Each record in the material below must be written out again exactly.

- _DATA TO USE_:
────────────────
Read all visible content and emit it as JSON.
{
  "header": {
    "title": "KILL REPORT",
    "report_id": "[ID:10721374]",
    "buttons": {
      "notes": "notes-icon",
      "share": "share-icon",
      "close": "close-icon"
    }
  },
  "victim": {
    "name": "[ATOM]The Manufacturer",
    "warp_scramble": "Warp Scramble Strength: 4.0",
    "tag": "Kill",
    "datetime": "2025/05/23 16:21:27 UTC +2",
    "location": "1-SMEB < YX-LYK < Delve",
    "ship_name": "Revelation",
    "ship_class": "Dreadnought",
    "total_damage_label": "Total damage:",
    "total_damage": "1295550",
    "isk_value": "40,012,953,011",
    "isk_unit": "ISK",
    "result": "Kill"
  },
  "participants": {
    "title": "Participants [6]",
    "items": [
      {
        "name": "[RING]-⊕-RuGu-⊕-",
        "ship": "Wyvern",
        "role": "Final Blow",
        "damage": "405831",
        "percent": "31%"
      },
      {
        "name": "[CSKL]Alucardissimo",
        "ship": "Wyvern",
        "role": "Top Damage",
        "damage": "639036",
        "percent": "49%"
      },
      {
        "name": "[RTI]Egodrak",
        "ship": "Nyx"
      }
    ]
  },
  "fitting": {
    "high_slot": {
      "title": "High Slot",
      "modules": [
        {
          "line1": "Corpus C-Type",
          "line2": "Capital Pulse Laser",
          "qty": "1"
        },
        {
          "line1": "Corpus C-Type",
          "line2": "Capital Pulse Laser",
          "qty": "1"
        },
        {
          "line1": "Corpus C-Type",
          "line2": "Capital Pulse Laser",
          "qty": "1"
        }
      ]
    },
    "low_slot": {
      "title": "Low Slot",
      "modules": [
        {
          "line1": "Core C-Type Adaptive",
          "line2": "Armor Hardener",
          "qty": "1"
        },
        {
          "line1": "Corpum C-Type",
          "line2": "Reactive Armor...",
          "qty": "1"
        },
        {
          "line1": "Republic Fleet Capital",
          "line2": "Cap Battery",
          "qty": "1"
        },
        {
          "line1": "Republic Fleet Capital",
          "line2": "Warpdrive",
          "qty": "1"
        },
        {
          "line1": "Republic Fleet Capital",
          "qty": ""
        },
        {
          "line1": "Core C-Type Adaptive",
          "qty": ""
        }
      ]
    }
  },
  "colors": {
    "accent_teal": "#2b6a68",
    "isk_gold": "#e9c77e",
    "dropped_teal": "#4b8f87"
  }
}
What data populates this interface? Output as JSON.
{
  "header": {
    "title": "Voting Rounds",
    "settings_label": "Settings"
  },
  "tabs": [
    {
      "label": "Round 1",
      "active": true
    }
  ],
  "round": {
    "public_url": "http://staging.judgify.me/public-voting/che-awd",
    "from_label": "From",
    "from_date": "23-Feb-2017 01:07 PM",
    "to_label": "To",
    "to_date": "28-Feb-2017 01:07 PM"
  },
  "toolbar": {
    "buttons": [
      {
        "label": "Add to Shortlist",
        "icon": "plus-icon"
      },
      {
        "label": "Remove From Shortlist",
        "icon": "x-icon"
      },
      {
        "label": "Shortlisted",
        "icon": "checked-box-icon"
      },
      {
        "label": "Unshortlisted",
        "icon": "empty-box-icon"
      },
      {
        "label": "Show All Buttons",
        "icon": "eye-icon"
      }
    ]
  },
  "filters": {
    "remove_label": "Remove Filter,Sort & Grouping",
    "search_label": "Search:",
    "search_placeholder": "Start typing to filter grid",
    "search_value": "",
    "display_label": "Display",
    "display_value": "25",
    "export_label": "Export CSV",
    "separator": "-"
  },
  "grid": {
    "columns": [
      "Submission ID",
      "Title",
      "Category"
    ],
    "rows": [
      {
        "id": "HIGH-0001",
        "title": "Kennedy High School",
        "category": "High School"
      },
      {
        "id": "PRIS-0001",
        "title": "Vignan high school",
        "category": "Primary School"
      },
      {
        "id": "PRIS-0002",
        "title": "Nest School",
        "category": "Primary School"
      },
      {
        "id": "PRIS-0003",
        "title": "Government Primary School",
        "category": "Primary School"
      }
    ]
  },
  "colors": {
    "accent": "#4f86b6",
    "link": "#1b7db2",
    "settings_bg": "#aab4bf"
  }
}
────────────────
- _OUTPUT_:
Read all visible content and emit it as JSON.
{
  "header": {
    "title": "KILL REPORT",
    "report_id": "[ID:10721374]",
    "buttons": {
      "notes": "notes-icon",
      "share": "share-icon",
      "close": "close-icon"
    }
  },
  "victim": {
    "name": "[ATOM]The Manufacturer",
    "warp_scramble": "Warp Scramble Strength: 4.0",
    "tag": "Kill",
    "datetime": "2025/05/23 16:21:27 UTC +2",
    "location": "1-SMEB < YX-LYK < Delve",
    "ship_name": "Revelation",
    "ship_class": "Dreadnought",
    "total_damage_label": "Total damage:",
    "total_damage": "1295550",
    "isk_value": "40,012,953,011",
    "isk_unit": "ISK",
    "result": "Kill"
  },
  "participants": {
    "title": "Participants [6]",
    "items": [
      {
        "name": "[RING]-⊕-RuGu-⊕-",
        "ship": "Wyvern",
        "role": "Final Blow",
        "damage": "405831",
        "percent": "31%"
      },
      {
        "name": "[CSKL]Alucardissimo",
        "ship": "Wyvern",
        "role": "Top Damage",
        "damage": "639036",
        "percent": "49%"
      },
      {
        "name": "[RTI]Egodrak",
        "ship": "Nyx"
      }
    ]
  },
  "fitting": {
    "high_slot": {
      "title": "High Slot",
      "modules": [
        {
          "line1": "Corpus C-Type",
          "line2": "Capital Pulse Laser",
          "qty": "1"
        },
        {
          "line1": "Corpus C-Type",
          "line2": "Capital Pulse Laser",
          "qty": "1"
        },
        {
          "line1": "Corpus C-Type",
          "line2": "Capital Pulse Laser",
          "qty": "1"
        }
      ]
    },
    "low_slot": {
      "title": "Low Slot",
      "modules": [
        {
          "line1": "Core C-Type Adaptive",
          "line2": "Armor Hardener",
          "qty": "1"
        },
        {
          "line1": "Corpum C-Type",
          "line2": "Reactive Armor...",
          "qty": "1"
        },
        {
          "line1": "Republic Fleet Capital",
          "line2": "Cap Battery",
          "qty": "1"
        },
        {
          "line1": "Republic Fleet Capital",
          "line2": "Warpdrive",
          "qty": "1"
        },
        {
          "line1": "Republic Fleet Capital",
          "qty": ""
        },
        {
          "line1": "Core C-Type Adaptive",
          "qty": ""
        }
      ]
    }
  },
  "colors": {
    "accent_teal": "#2b6a68",
    "isk_gold": "#e9c77e",
    "dropped_teal": "#4b8f87"
  }
}
What data populates this interface? Output as JSON.
{
  "header": {
    "title": "Voting Rounds",
    "settings_label": "Settings"
  },
  "tabs": [
    {
      "label": "Round 1",
      "active": true
    }
  ],
  "round": {
    "public_url": "http://staging.judgify.me/public-voting/che-awd",
    "from_label": "From",
    "from_date": "23-Feb-2017 01:07 PM",
    "to_label": "To",
    "to_date": "28-Feb-2017 01:07 PM"
  },
  "toolbar": {
    "buttons": [
      {
        "label": "Add to Shortlist",
        "icon": "plus-icon"
      },
      {
        "label": "Remove From Shortlist",
        "icon": "x-icon"
      },
      {
        "label": "Shortlisted",
        "icon": "checked-box-icon"
      },
      {
        "label": "Unshortlisted",
        "icon": "empty-box-icon"
      },
      {
        "label": "Show All Buttons",
        "icon": "eye-icon"
      }
    ]
  },
  "filters": {
    "remove_label": "Remove Filter,Sort & Grouping",
    "search_label": "Search:",
    "search_placeholder": "Start typing to filter grid",
    "search_value": "",
    "display_label": "Display",
    "display_value": "25",
    "export_label": "Export CSV",
    "separator": "-"
  },
  "grid": {
    "columns": [
      "Submission ID",
      "Title",
      "Category"
    ],
    "rows": [
      {
        "id": "HIGH-0001",
        "title": "Kennedy High School",
        "category": "High School"
      },
      {
        "id": "PRIS-0001",
        "title": "Vignan high school",
        "category": "Primary School"
      },
      {
        "id": "PRIS-0002",
        "title": "Nest School",
        "category": "Primary School"
      },
      {
        "id": "PRIS-0003",
        "title": "Government Primary School",
        "category": "Primary School"
      }
    ]
  },
  "colors": {
    "accent": "#4f86b6",
    "link": "#1b7db2",
    "settings_bg": "#aab4bf"
  }
}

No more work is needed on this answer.